Friday, November 16, 2007

Ecumenical Councils II

Continuing the discussion on the subject of the previous post I just posted this over at CU. In order to preserve a coherent discussion please make any replies there.

I am on record as being more than slightly skeptical about the chances for any form of restoration of communion between East and West. One of the things which I have always seen standing in the way of the reunification are the dogmatic definitions of the Latin Church post 1054 (most especially but certainly not limited to Vatican I). Many Roman Catholics have attempted to assert the possibility of reunion on the basis of the fact that Orthodoxy has never dogmatically anathematized the various doctrinal developments/innovations of the Latin Church.

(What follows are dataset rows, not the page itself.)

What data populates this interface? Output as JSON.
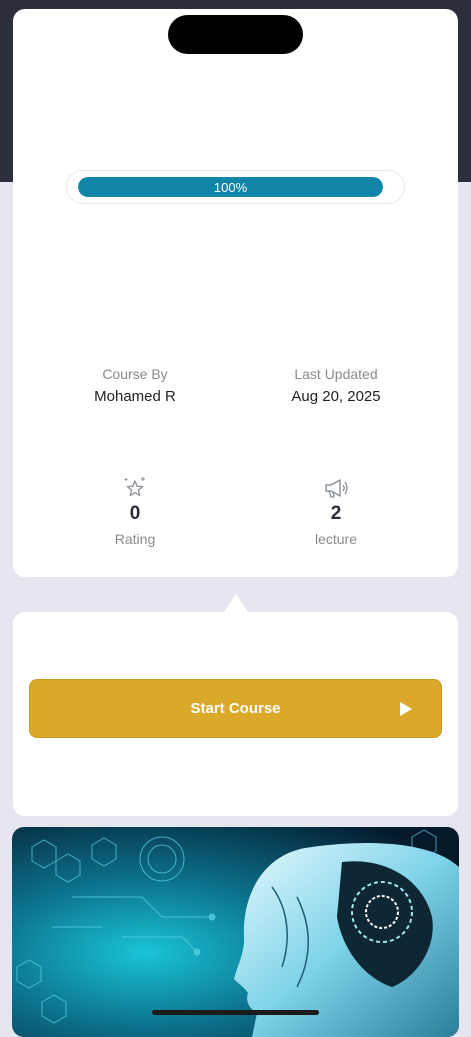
{
  "progress": {
    "label": "100%",
    "fraction": 1.0
  },
  "meta": {
    "course_by_label": "Course By",
    "course_by_value": "Mohamed R",
    "updated_label": "Last Updated",
    "updated_value": "Aug 20, 2025"
  },
  "stats": {
    "rating": {
      "value": "0",
      "label": "Rating",
      "icon": "star-sparkle-icon"
    },
    "lecture": {
      "value": "2",
      "label": "lecture",
      "icon": "megaphone-icon"
    }
  },
  "actions": {
    "start_label": "Start Course",
    "start_icon": "play-icon"
  },
  "colors": {
    "header_dark": "#2b2f3b",
    "progress_fill": "#1185a8",
    "button_gold": "#dba92a",
    "page_bg": "#e6e6f0"
  }
}
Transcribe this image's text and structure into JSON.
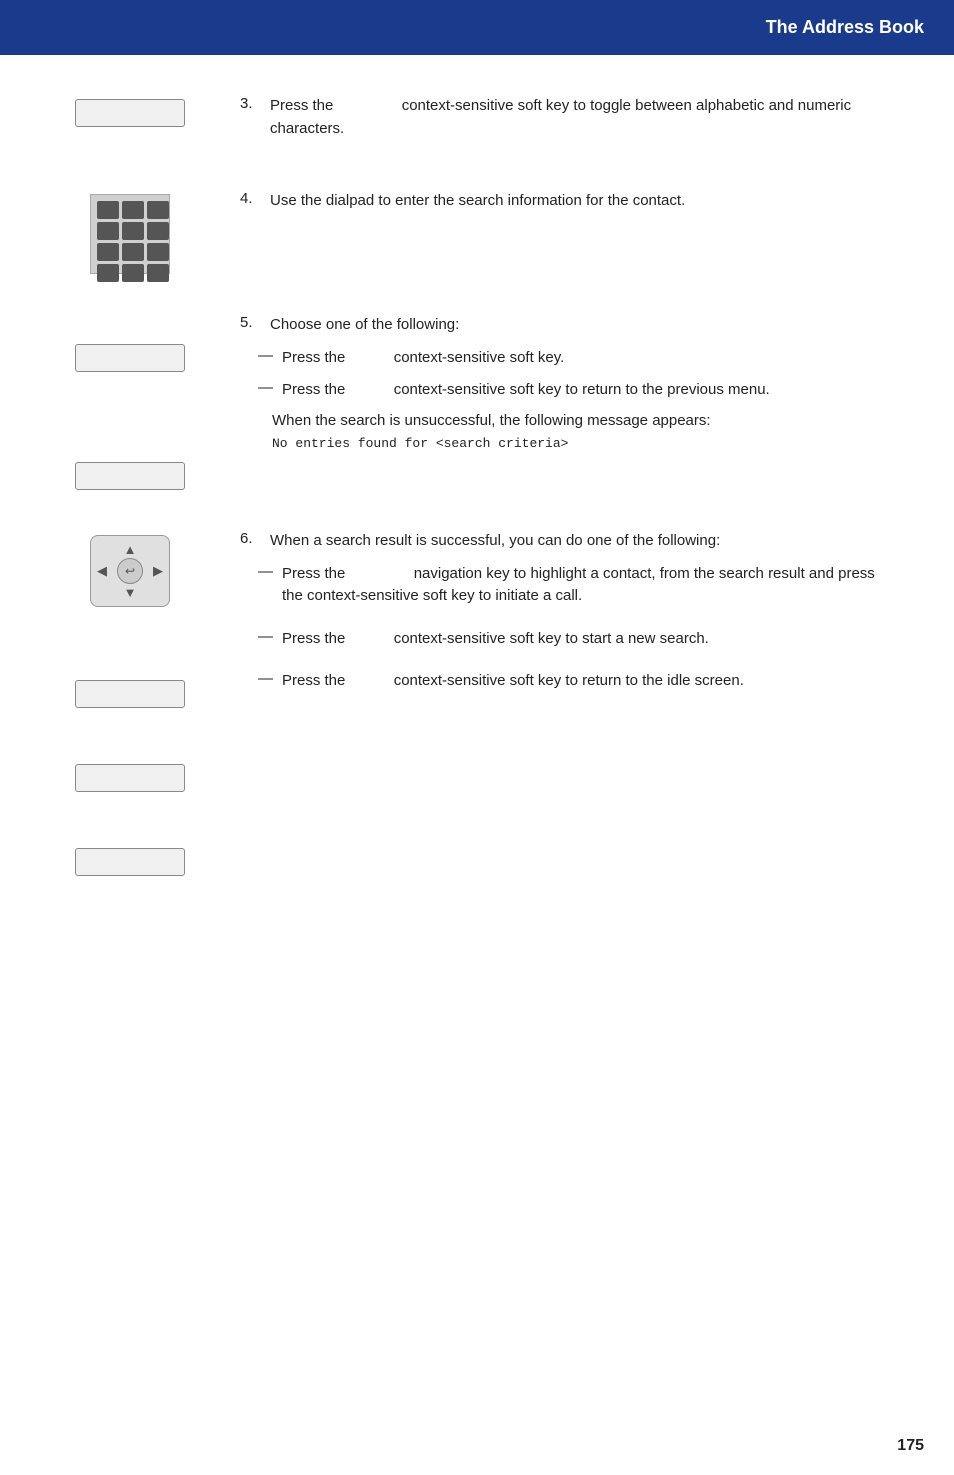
{
  "header": {
    "title": "The Address Book",
    "bg_color": "#1a3a8c"
  },
  "steps": [
    {
      "number": "3.",
      "text": "Press the         context-sensitive soft key to toggle between alphabetic and numeric characters.",
      "icon_type": "softkey",
      "bullets": []
    },
    {
      "number": "4.",
      "text": "Use the dialpad to enter the search information for the contact.",
      "icon_type": "dialpad",
      "bullets": []
    },
    {
      "number": "5.",
      "text": "Choose one of the following:",
      "icon_type": "softkey_pair",
      "bullets": [
        {
          "dash": "—",
          "text": "Press the         context-sensitive soft key."
        },
        {
          "dash": "—",
          "text": "Press the         context-sensitive soft key to return to the previous menu."
        }
      ],
      "note": "When the search is unsuccessful, the following message appears:",
      "code": "No entries found for <search criteria>"
    },
    {
      "number": "6.",
      "text": "When a search result is successful, you can do one of the following:",
      "icon_type": "navkey_softkeys",
      "bullets": [
        {
          "dash": "—",
          "text": "Press the              navigation key to highlight a contact, from the search result and press the context-sensitive soft key to initiate a call."
        },
        {
          "dash": "—",
          "text": "Press the         context-sensitive soft key to start a new search."
        },
        {
          "dash": "—",
          "text": "Press the         context-sensitive soft key to return to the idle screen."
        }
      ]
    }
  ],
  "footer": {
    "page_number": "175"
  }
}
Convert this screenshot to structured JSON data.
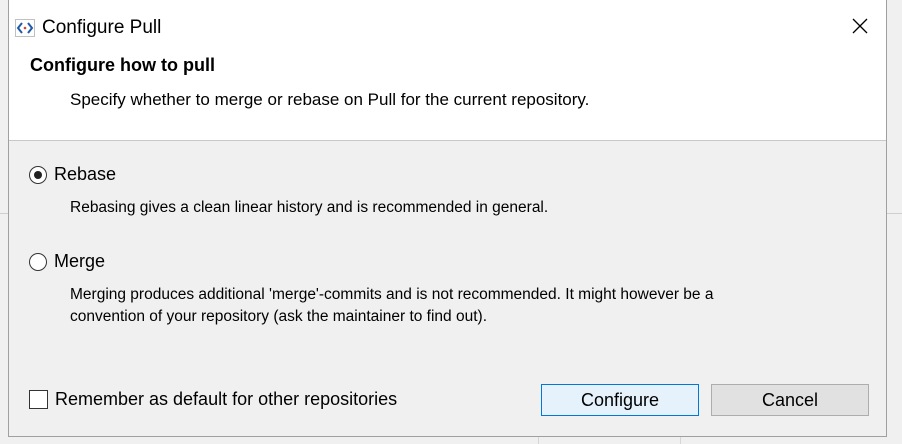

Mike Liccione is one of the great champions of that line of reasoning. The counter which I always raised was that it boiled down to an acceptance that Rome is in fact THE CHURCH and that we are wrong. That is of course a nonstarter since both East and West independently affirm that they are the One True Church. From an Orthodox perspective therefore it is not possible for the Roman Catholic Church to make true dogmatic definitions.

However Mike is correct on an important point which does lend some small hope. Since Orthodoxy for whatever reasons (I would opine there are many) has not held an oecumenical council since 880 AD, and therefore has not formally condemned the Latin innovations, they could be treated as theologumen. Granted, I think there is far greater unanimity among the Orthodox hierarchs and the lay faithful that many Western doctrines are heretical, than there is support for some of them among the Roman Catholic faithful. But it still boils down to theologumen on our side. But if you remove Rome’s carved in stone claim that those doctrines are infallible truths binding on all of the faithful, then we may move back to square one.

This would not of course end the schism or restore communion. But it would have the effect of saying both sides have strongly held contrary OPINIONS of great import that need to be resolved. On that basis it might be possible to convene a Great Council of The Church to begin the process of sorting things out and resolving them one at time.

By no means is this any guarantee that we would succeed. Florence failed. But I think it is quite probably the only way true and lasting communion could ever be restored. Also I think this would not be something that could be resolved in a year or two. I am thinking decades on the conservative side, but more likely centuries. The mere act of sitting in the same room with the Pope at what might eventually claim to be an ecumenical council would spark schisms within Orthodoxy, and very probably among Roman Catholic traditionalists as also liberal Catholics who would understand the mortal threat to their dreams posed by the prospect of restored communion between Rome and Orthodoxy. And then there is the fact that Ecumenical Councils don’t just happen and get rubber stamped in Orthodoxy. They take years and sometimes centuries to gain acceptance.

Now if you think getting the Orthodox to agree to anything like this is going to be hard then just consider the idea of Rome entertaining, even for a millisecond, the idea that there has not been a true and binding ecumenical council in well over a thousand years. If you like those odds, I have some Enron Stock I would like to sell you at the bargain price of $100.00 per share. Saying that this would be messy and downright ugly would be the understatement of the year. The bottom line is that this is one of the most unlikely ideas ever floated. But I also think it might be the only way that will really work. I do not see communion ever being restored without a Great Council.

Rome claims two very key things. First that all of the Latin dogmas proclaimed post 1054 are correct, and secondly that the Orthodox Churches are true and particular churches that are a part of the One True Church, if imperfectly. In support of this they note (repeatedly) that we have never formally anathematized those doctrines. Assuming for the sake of discussion those two claims are correct then Rome should have nothing to fear from putting it all on the table. Let a true Great Council of The Church be convened and hammer it all out. The worst that happens is it fails and we are back to where we stand today (with a few dozen more schisms on the side). That might indeed be the result. I suspect it is quite likely. The odds against agreement are staggering. But maybe, just maybe, we would see a miracle. I think the possibility of living to see a concelebrated liturgy with all of the Orthodox Patriarchs and the Pope of Rome is worth the risk. But it really comes down to this; how confident is Rome of its position? Are they willing or even able to take such a leap? What say my Roman brothers and sisters, is restored communion worth such a risk?